What's the difference between Memory Foam and Latex Foam?
Visco Elastic Memory foam is a temperature sensitive form of polyurethane foam that has special additives that create a self-adhesion property for a few seconds after being exposed to a heat source (your body). Over time, the adhesive slowly releases, allowing the foam to return to its original shape. This conforming property is very popular to thousands of sleepers worldwide, due in most part to Tempurpedic's marketing efforts. Latex foam is a natural product that is derived from the latex rubber extracted from rubber trees. It is not temperature sensitive, as memory foam is. It is available in numerous different densities (rated by ILD from 14 to 44), is extremely comfortable and supportive, and is considered the premimum sleep surface by most European sleepers. While not as well known in the United States as Memroy Foam, Latex Foam Beds are becoming more and more popular.
Are pillowtops better than non-pillowtop beds?
Pillowtops (an extra layer of cushioning covering the entire mattress) have become very popular over the last few years, largely due to mattress manufacturers needs to market new designs.

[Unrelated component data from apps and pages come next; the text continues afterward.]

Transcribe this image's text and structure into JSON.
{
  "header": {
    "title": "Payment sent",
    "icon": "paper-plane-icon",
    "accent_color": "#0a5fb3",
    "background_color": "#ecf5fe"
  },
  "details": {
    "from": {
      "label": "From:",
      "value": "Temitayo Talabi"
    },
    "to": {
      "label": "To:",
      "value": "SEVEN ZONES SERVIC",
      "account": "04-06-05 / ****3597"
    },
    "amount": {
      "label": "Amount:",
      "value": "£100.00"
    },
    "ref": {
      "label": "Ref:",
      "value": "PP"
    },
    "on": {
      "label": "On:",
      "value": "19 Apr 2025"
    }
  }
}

Because of this need, manufacturers have pushed the envelope in bed design and come up with some outstanding pillow top mattresses. Whether or not a pillowtop mattress would benefit you would largely depend on the specifics of the design you are interested in, and what your own personal preferences are. So, we have to go with the wishy-washy answer on this question - sometimes yes, sometimes no.
Isn't a thicker mattress a better mattress?

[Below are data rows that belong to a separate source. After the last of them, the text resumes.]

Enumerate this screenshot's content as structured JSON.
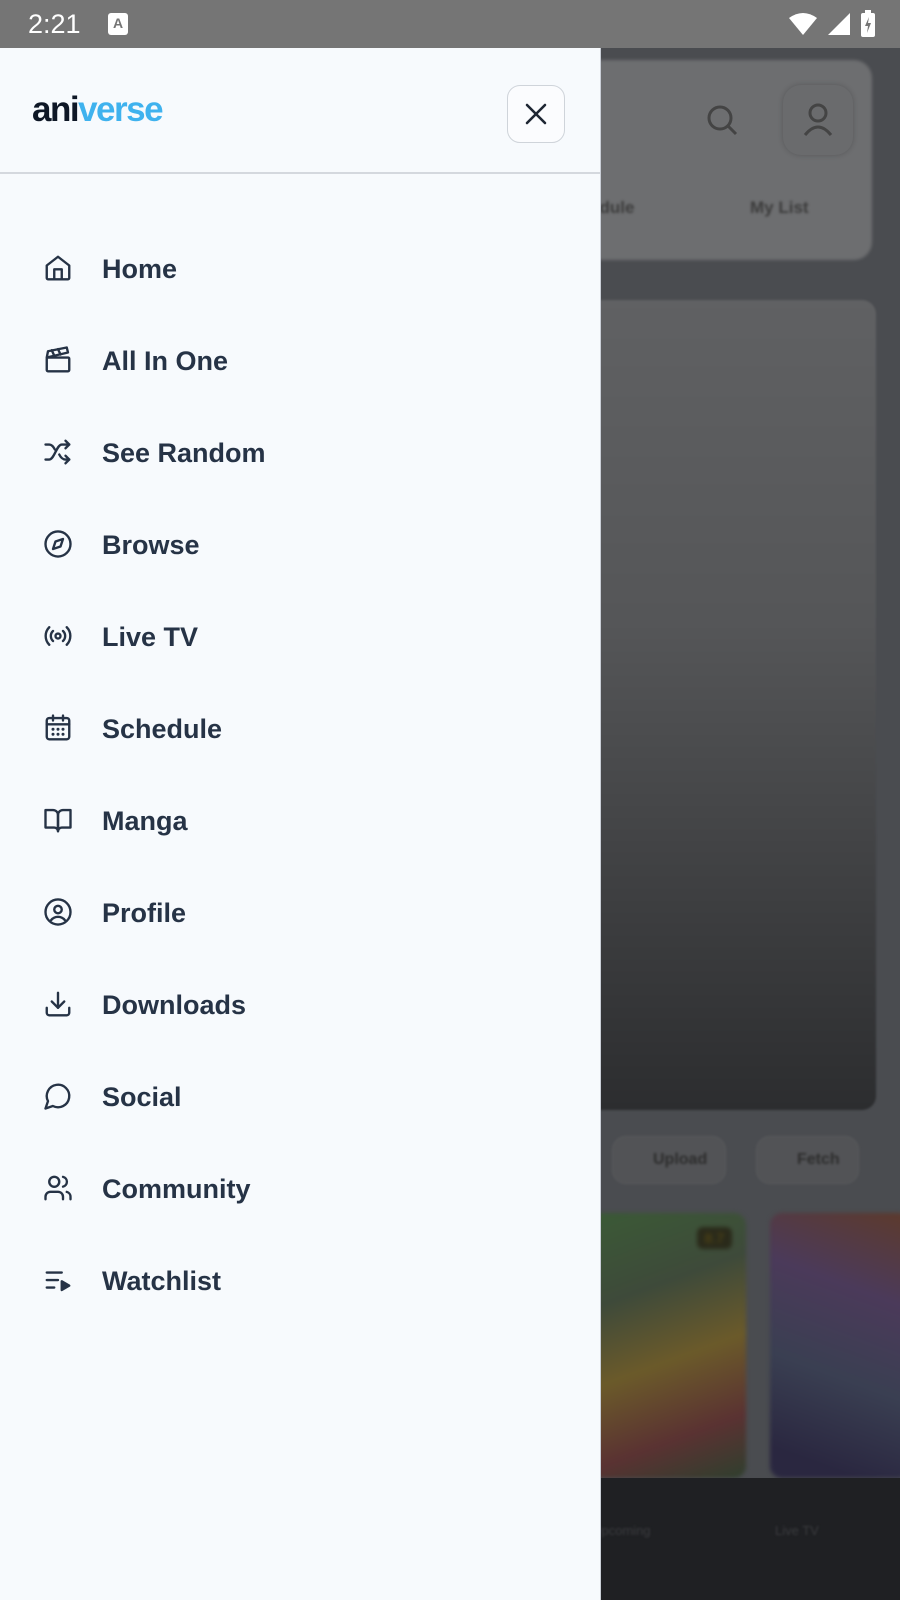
{
  "status_bar": {
    "time": "2:21",
    "notification_icon": "a-keyboard-icon",
    "icons": [
      "wifi-icon",
      "signal-icon",
      "battery-charging-icon"
    ]
  },
  "background_app": {
    "tabs": [
      "edule",
      "My List"
    ],
    "chips": [
      "Upload",
      "Fetch"
    ],
    "badge": "8.7",
    "bottom_nav": [
      "Upcoming",
      "Live TV"
    ]
  },
  "drawer": {
    "logo_part1": "ani",
    "logo_part2": "verse",
    "close_icon": "close-icon",
    "items": [
      {
        "label": "Home",
        "icon": "home-icon"
      },
      {
        "label": "All In One",
        "icon": "clapperboard-icon"
      },
      {
        "label": "See Random",
        "icon": "shuffle-icon"
      },
      {
        "label": "Browse",
        "icon": "compass-icon"
      },
      {
        "label": "Live TV",
        "icon": "radio-broadcast-icon"
      },
      {
        "label": "Schedule",
        "icon": "calendar-icon"
      },
      {
        "label": "Manga",
        "icon": "book-open-icon"
      },
      {
        "label": "Profile",
        "icon": "user-circle-icon"
      },
      {
        "label": "Downloads",
        "icon": "download-icon"
      },
      {
        "label": "Social",
        "icon": "message-circle-icon"
      },
      {
        "label": "Community",
        "icon": "users-icon"
      },
      {
        "label": "Watchlist",
        "icon": "list-video-icon"
      }
    ]
  },
  "colors": {
    "drawer_bg": "#f7fafd",
    "text": "#263346",
    "logo_dark": "#0e1726",
    "logo_accent": "#3fb2ee",
    "status_bar": "#757575"
  }
}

Not necessarily. Mattresses have gotten thicker and thicker lately, again more because the mattress manufacturers needed something new to sell rather than because "thicker is better". Ofcourse, you wouldn't want to sleep on a 2 inch thick mattress, so obviously thickness is a consideration, but most people can also see that a 24 inch mattress is pretty ridiculous as well. So then, what is the proper thickness for a mattress? The answer: whatever profile is most appropriate for the materials used in the mattress. In the case of Latex mattresses, this is somewhere between 8 and 11 inches. Thinner than this, and you will not get the full potential from the materials used. Thicker than this, and you are just wasting money on unnecessary materials. Also, some manufacturers play the "thickness game" in a sort of ridiculous way, by simply adding inexpensive material within the mattress to build up the profile, giving the impression of a better mattress because it is thicker. Despite the very high total profile, these manufaturers will use less Latex or Memory foam than is optimium, or use cheaper, lower quality memory foam or latex foam. Not all foams are created equal.
What's the difference between good and poor Memory Foam?

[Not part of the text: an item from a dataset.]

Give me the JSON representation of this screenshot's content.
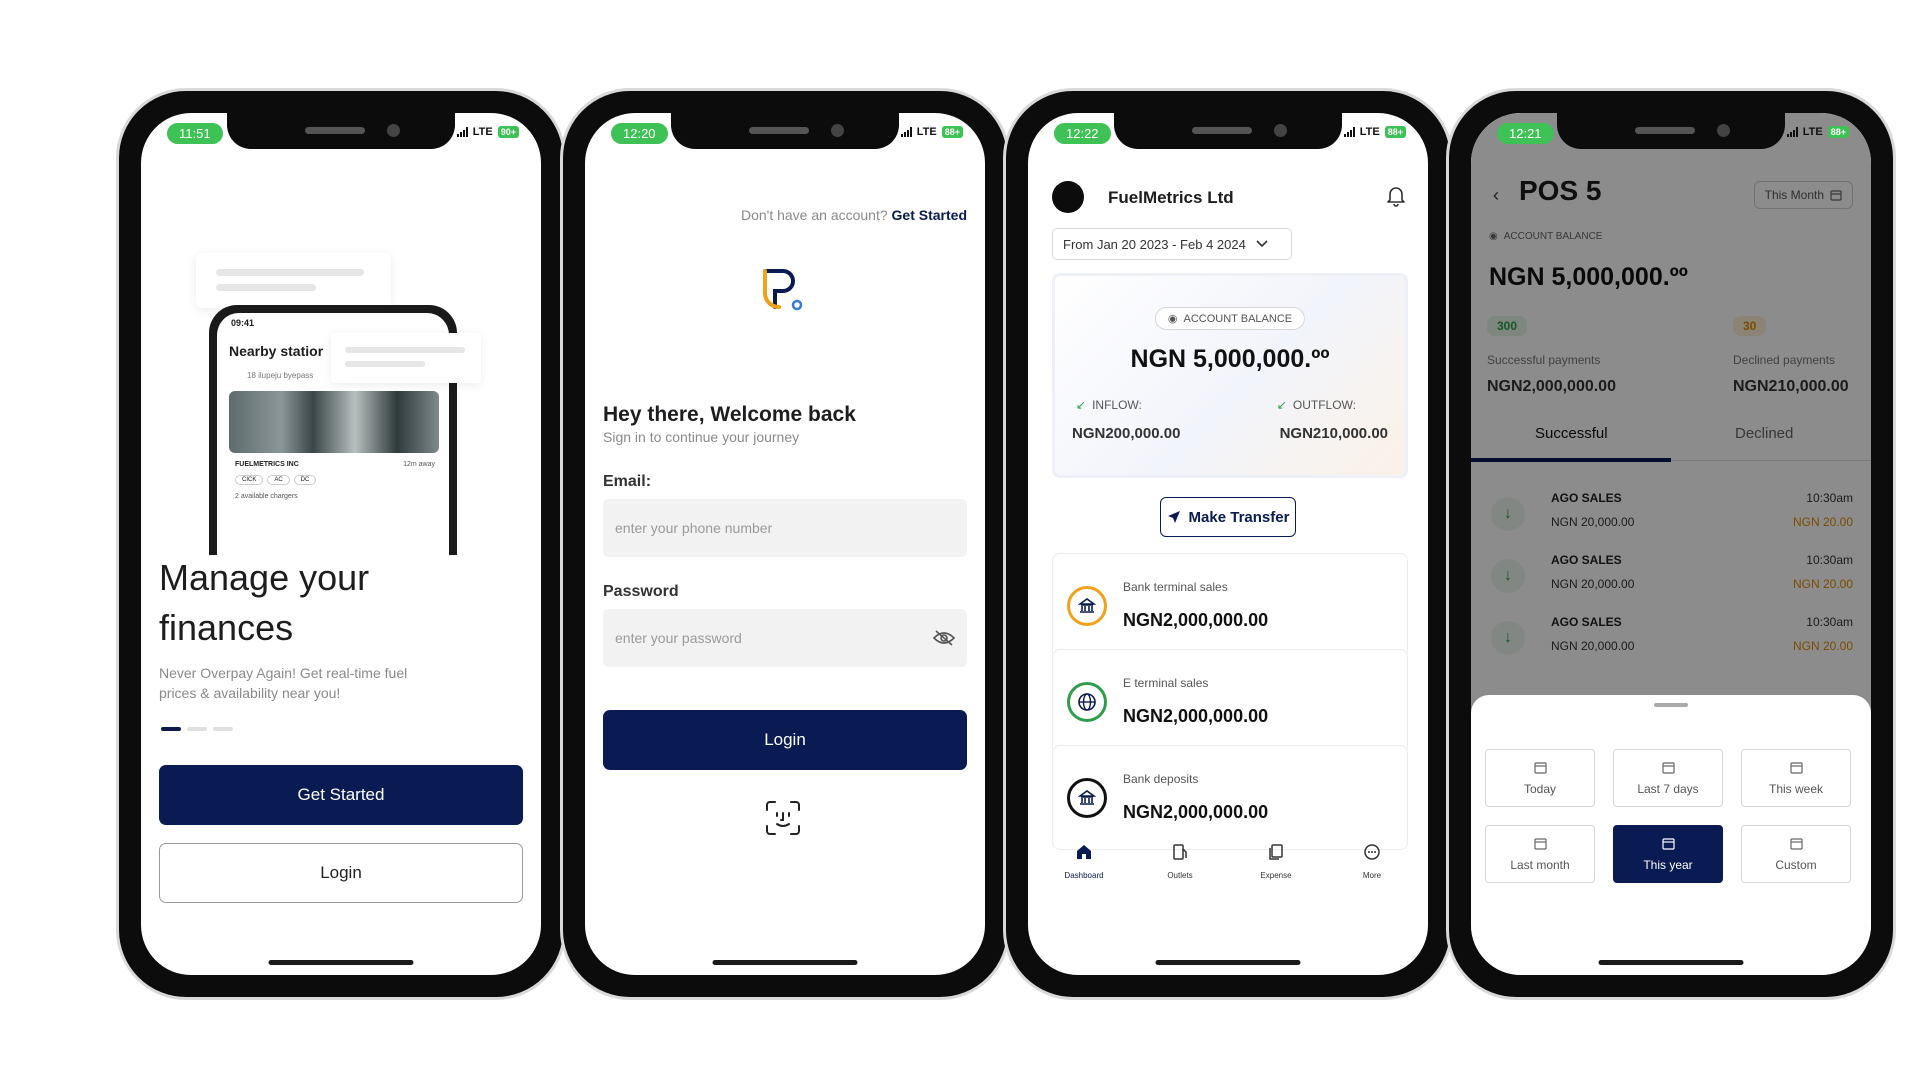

Memory Foam is made by many different manufacturers in different grades and densities. A low quality memory foam will break down more quickly than high quality memory foam, resuliting in an uncomfortable sleep surface. At Sleep Pros we use only the highest quality memory foam available. The density of the foam will also make a difference in how the memory foam feels and how supportive it is. Generally, the higher the density of the foam, the more comfortable and supportive it will be (not to mention more expensive).
What's the difference between good and poor Latex Foam?
Like with Memory Foam, there are many different manufactures of Latex Foam throughout the world, but only a few manufacturers of the highest quality Latex Foam, Talalay Latex. But even among manufacturers of Talalay Latex, there is a difference. Some manufacturers use fillers in their Talalay that will give the Latex a harder feel, and a less supportive feel, then the Talalay we use.
What is Natural Latex Foam?
Natural Latex is latex that comes right out of the tree and is put into the mold. Some manufacturers claim that natural is better, because its natural. Really its just cheaper. The problem with natural latex is that it contains oils that dry out within about a year. Once these oils dry, the latex begins to degrade rapidly, losing its resiliency. It actually becomes chalky and begins to flake away.
What is Dunlop Latex?
Dunlop latex is similar to Talalay Latex in that it uses both natural and synthetic latex in the compound. In fact, Dunlop process latex is the same as Talalay process latex, except that is simply pored into the mold the same way natural latex is and does not go through the vacuum or the freezing process that Talalay latex does. Because of this, Dunlop latex is not as consistent in feel and support as Talalay latex, nor can it be made to exacting firmness levels as Talalay can.